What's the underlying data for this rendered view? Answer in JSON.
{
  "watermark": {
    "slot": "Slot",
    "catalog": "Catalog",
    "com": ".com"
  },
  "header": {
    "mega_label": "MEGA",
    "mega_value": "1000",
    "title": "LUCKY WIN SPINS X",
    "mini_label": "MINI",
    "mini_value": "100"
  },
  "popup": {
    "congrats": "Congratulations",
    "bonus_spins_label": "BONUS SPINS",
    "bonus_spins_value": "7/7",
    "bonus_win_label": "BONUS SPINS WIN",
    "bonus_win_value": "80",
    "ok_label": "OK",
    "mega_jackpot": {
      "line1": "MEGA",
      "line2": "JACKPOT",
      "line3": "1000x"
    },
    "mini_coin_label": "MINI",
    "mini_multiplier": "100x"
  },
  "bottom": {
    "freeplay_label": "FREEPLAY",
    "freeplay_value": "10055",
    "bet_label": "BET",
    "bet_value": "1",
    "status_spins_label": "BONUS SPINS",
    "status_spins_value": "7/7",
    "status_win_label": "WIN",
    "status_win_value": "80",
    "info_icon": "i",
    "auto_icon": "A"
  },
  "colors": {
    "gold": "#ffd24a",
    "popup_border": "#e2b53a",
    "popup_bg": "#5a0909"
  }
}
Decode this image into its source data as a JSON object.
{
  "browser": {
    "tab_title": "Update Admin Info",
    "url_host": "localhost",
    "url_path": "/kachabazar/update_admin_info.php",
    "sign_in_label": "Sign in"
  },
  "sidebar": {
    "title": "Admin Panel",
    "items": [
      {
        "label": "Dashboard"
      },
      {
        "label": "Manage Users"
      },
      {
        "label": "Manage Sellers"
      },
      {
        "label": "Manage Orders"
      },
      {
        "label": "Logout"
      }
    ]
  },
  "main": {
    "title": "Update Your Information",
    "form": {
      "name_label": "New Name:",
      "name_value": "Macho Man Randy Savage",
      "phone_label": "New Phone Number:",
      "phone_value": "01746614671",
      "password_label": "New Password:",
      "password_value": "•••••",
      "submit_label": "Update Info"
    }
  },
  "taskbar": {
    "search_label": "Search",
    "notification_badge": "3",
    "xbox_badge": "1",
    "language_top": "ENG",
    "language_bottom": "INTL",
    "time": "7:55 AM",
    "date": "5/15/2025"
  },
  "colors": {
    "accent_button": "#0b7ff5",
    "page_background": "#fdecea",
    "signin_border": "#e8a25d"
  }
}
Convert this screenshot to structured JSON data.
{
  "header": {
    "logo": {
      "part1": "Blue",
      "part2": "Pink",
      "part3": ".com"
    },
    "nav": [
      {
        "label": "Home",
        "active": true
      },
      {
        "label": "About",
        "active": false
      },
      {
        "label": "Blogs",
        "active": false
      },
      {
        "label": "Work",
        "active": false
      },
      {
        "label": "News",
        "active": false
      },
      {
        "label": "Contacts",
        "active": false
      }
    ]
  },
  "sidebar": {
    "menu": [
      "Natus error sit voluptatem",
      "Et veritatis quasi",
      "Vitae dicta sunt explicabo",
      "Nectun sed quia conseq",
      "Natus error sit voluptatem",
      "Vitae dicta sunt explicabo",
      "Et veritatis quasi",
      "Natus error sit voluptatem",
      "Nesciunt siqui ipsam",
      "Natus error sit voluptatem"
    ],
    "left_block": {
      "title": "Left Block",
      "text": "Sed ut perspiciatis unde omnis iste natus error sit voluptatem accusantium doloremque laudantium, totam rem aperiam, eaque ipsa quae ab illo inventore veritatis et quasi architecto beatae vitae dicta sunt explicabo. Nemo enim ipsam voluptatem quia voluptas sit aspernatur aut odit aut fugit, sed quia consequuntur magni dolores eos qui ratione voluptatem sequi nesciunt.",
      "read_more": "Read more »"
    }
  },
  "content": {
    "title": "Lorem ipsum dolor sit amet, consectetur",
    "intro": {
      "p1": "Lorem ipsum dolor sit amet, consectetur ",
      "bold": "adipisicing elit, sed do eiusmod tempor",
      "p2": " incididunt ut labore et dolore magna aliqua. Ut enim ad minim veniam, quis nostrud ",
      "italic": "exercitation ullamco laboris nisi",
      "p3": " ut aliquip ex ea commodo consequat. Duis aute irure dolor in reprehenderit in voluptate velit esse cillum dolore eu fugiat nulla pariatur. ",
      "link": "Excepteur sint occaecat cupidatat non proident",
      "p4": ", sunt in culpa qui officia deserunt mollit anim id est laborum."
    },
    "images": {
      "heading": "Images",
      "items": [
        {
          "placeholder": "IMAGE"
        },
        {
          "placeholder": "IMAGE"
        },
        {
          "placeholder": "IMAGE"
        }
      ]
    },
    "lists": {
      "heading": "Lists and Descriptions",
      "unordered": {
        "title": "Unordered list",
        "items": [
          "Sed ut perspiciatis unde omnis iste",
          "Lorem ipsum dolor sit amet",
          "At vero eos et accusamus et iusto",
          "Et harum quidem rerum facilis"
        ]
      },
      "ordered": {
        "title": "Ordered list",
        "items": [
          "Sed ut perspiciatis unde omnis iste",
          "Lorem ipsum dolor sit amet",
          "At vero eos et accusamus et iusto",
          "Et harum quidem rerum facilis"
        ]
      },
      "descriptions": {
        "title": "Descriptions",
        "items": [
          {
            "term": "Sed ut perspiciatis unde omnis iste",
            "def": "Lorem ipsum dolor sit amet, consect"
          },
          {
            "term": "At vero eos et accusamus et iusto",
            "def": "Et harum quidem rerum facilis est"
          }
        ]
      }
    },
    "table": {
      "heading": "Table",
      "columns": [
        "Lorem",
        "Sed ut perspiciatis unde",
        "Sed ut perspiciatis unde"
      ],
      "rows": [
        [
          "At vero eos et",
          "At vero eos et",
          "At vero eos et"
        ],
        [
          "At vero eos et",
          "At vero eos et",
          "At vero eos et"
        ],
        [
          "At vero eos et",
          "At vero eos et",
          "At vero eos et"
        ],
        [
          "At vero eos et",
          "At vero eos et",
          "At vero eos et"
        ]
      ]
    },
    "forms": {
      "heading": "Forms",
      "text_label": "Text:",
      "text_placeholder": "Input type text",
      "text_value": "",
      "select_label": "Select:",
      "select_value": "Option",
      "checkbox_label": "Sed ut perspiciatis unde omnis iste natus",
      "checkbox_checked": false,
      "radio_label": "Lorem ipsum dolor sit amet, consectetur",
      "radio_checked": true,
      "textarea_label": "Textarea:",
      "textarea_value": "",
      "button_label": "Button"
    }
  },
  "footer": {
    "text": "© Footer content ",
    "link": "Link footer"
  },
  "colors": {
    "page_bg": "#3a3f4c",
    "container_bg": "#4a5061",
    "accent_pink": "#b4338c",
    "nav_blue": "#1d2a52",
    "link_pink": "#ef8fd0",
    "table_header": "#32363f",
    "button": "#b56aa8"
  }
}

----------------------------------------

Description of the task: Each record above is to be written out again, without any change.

Reply:
What's the underlying data for this rendered view? Answer in JSON.
{
  "watermark": {
    "slot": "Slot",
    "catalog": "Catalog",
    "com": ".com"
  },
  "header": {
    "mega_label": "MEGA",
    "mega_value": "1000",
    "title": "LUCKY WIN SPINS X",
    "mini_label": "MINI",
    "mini_value": "100"
  },
  "popup": {
    "congrats": "Congratulations",
    "bonus_spins_label": "BONUS SPINS",
    "bonus_spins_value": "7/7",
    "bonus_win_label": "BONUS SPINS WIN",
    "bonus_win_value": "80",
    "ok_label": "OK",
    "mega_jackpot": {
      "line1": "MEGA",
      "line2": "JACKPOT",
      "line3": "1000x"
    },
    "mini_coin_label": "MINI",
    "mini_multiplier": "100x"
  },
  "bottom": {
    "freeplay_label": "FREEPLAY",
    "freeplay_value": "10055",
    "bet_label": "BET",
    "bet_value": "1",
    "status_spins_label": "BONUS SPINS",
    "status_spins_value": "7/7",
    "status_win_label": "WIN",
    "status_win_value": "80",
    "info_icon": "i",
    "auto_icon": "A"
  },
  "colors": {
    "gold": "#ffd24a",
    "popup_border": "#e2b53a",
    "popup_bg": "#5a0909"
  }
}
Decode this image into its source data as a JSON object.
{
  "browser": {
    "tab_title": "Update Admin Info",
    "url_host": "localhost",
    "url_path": "/kachabazar/update_admin_info.php",
    "sign_in_label": "Sign in"
  },
  "sidebar": {
    "title": "Admin Panel",
    "items": [
      {
        "label": "Dashboard"
      },
      {
        "label": "Manage Users"
      },
      {
        "label": "Manage Sellers"
      },
      {
        "label": "Manage Orders"
      },
      {
        "label": "Logout"
      }
    ]
  },
  "main": {
    "title": "Update Your Information",
    "form": {
      "name_label": "New Name:",
      "name_value": "Macho Man Randy Savage",
      "phone_label": "New Phone Number:",
      "phone_value": "01746614671",
      "password_label": "New Password:",
      "password_value": "•••••",
      "submit_label": "Update Info"
    }
  },
  "taskbar": {
    "search_label": "Search",
    "notification_badge": "3",
    "xbox_badge": "1",
    "language_top": "ENG",
    "language_bottom": "INTL",
    "time": "7:55 AM",
    "date": "5/15/2025"
  },
  "colors": {
    "accent_button": "#0b7ff5",
    "page_background": "#fdecea",
    "signin_border": "#e8a25d"
  }
}
Convert this screenshot to structured JSON data.
{
  "header": {
    "logo": {
      "part1": "Blue",
      "part2": "Pink",
      "part3": ".com"
    },
    "nav": [
      {
        "label": "Home",
        "active": true
      },
      {
        "label": "About",
        "active": false
      },
      {
        "label": "Blogs",
        "active": false
      },
      {
        "label": "Work",
        "active": false
      },
      {
        "label": "News",
        "active": false
      },
      {
        "label": "Contacts",
        "active": false
      }
    ]
  },
  "sidebar": {
    "menu": [
      "Natus error sit voluptatem",
      "Et veritatis quasi",
      "Vitae dicta sunt explicabo",
      "Nectun sed quia conseq",
      "Natus error sit voluptatem",
      "Vitae dicta sunt explicabo",
      "Et veritatis quasi",
      "Natus error sit voluptatem",
      "Nesciunt siqui ipsam",
      "Natus error sit voluptatem"
    ],
    "left_block": {
      "title": "Left Block",
      "text": "Sed ut perspiciatis unde omnis iste natus error sit voluptatem accusantium doloremque laudantium, totam rem aperiam, eaque ipsa quae ab illo inventore veritatis et quasi architecto beatae vitae dicta sunt explicabo. Nemo enim ipsam voluptatem quia voluptas sit aspernatur aut odit aut fugit, sed quia consequuntur magni dolores eos qui ratione voluptatem sequi nesciunt.",
      "read_more": "Read more »"
    }
  },
  "content": {
    "title": "Lorem ipsum dolor sit amet, consectetur",
    "intro": {
      "p1": "Lorem ipsum dolor sit amet, consectetur ",
      "bold": "adipisicing elit, sed do eiusmod tempor",
      "p2": " incididunt ut labore et dolore magna aliqua. Ut enim ad minim veniam, quis nostrud ",
      "italic": "exercitation ullamco laboris nisi",
      "p3": " ut aliquip ex ea commodo consequat. Duis aute irure dolor in reprehenderit in voluptate velit esse cillum dolore eu fugiat nulla pariatur. ",
      "link": "Excepteur sint occaecat cupidatat non proident",
      "p4": ", sunt in culpa qui officia deserunt mollit anim id est laborum."
    },
    "images": {
      "heading": "Images",
      "items": [
        {
          "placeholder": "IMAGE"
        },
        {
          "placeholder": "IMAGE"
        },
        {
          "placeholder": "IMAGE"
        }
      ]
    },
    "lists": {
      "heading": "Lists and Descriptions",
      "unordered": {
        "title": "Unordered list",
        "items": [
          "Sed ut perspiciatis unde omnis iste",
          "Lorem ipsum dolor sit amet",
          "At vero eos et accusamus et iusto",
          "Et harum quidem rerum facilis"
        ]
      },
      "ordered": {
        "title": "Ordered list",
        "items": [
          "Sed ut perspiciatis unde omnis iste",
          "Lorem ipsum dolor sit amet",
          "At vero eos et accusamus et iusto",
          "Et harum quidem rerum facilis"
        ]
      },
      "descriptions": {
        "title": "Descriptions",
        "items": [
          {
            "term": "Sed ut perspiciatis unde omnis iste",
            "def": "Lorem ipsum dolor sit amet, consect"
          },
          {
            "term": "At vero eos et accusamus et iusto",
            "def": "Et harum quidem rerum facilis est"
          }
        ]
      }
    },
    "table": {
      "heading": "Table",
      "columns": [
        "Lorem",
        "Sed ut perspiciatis unde",
        "Sed ut perspiciatis unde"
      ],
      "rows": [
        [
          "At vero eos et",
          "At vero eos et",
          "At vero eos et"
        ],
        [
          "At vero eos et",
          "At vero eos et",
          "At vero eos et"
        ],
        [
          "At vero eos et",
          "At vero eos et",
          "At vero eos et"
        ],
        [
          "At vero eos et",
          "At vero eos et",
          "At vero eos et"
        ]
      ]
    },
    "forms": {
      "heading": "Forms",
      "text_label": "Text:",
      "text_placeholder": "Input type text",
      "text_value": "",
      "select_label": "Select:",
      "select_value": "Option",
      "checkbox_label": "Sed ut perspiciatis unde omnis iste natus",
      "checkbox_checked": false,
      "radio_label": "Lorem ipsum dolor sit amet, consectetur",
      "radio_checked": true,
      "textarea_label": "Textarea:",
      "textarea_value": "",
      "button_label": "Button"
    }
  },
  "footer": {
    "text": "© Footer content ",
    "link": "Link footer"
  },
  "colors": {
    "page_bg": "#3a3f4c",
    "container_bg": "#4a5061",
    "accent_pink": "#b4338c",
    "nav_blue": "#1d2a52",
    "link_pink": "#ef8fd0",
    "table_header": "#32363f",
    "button": "#b56aa8"
  }
}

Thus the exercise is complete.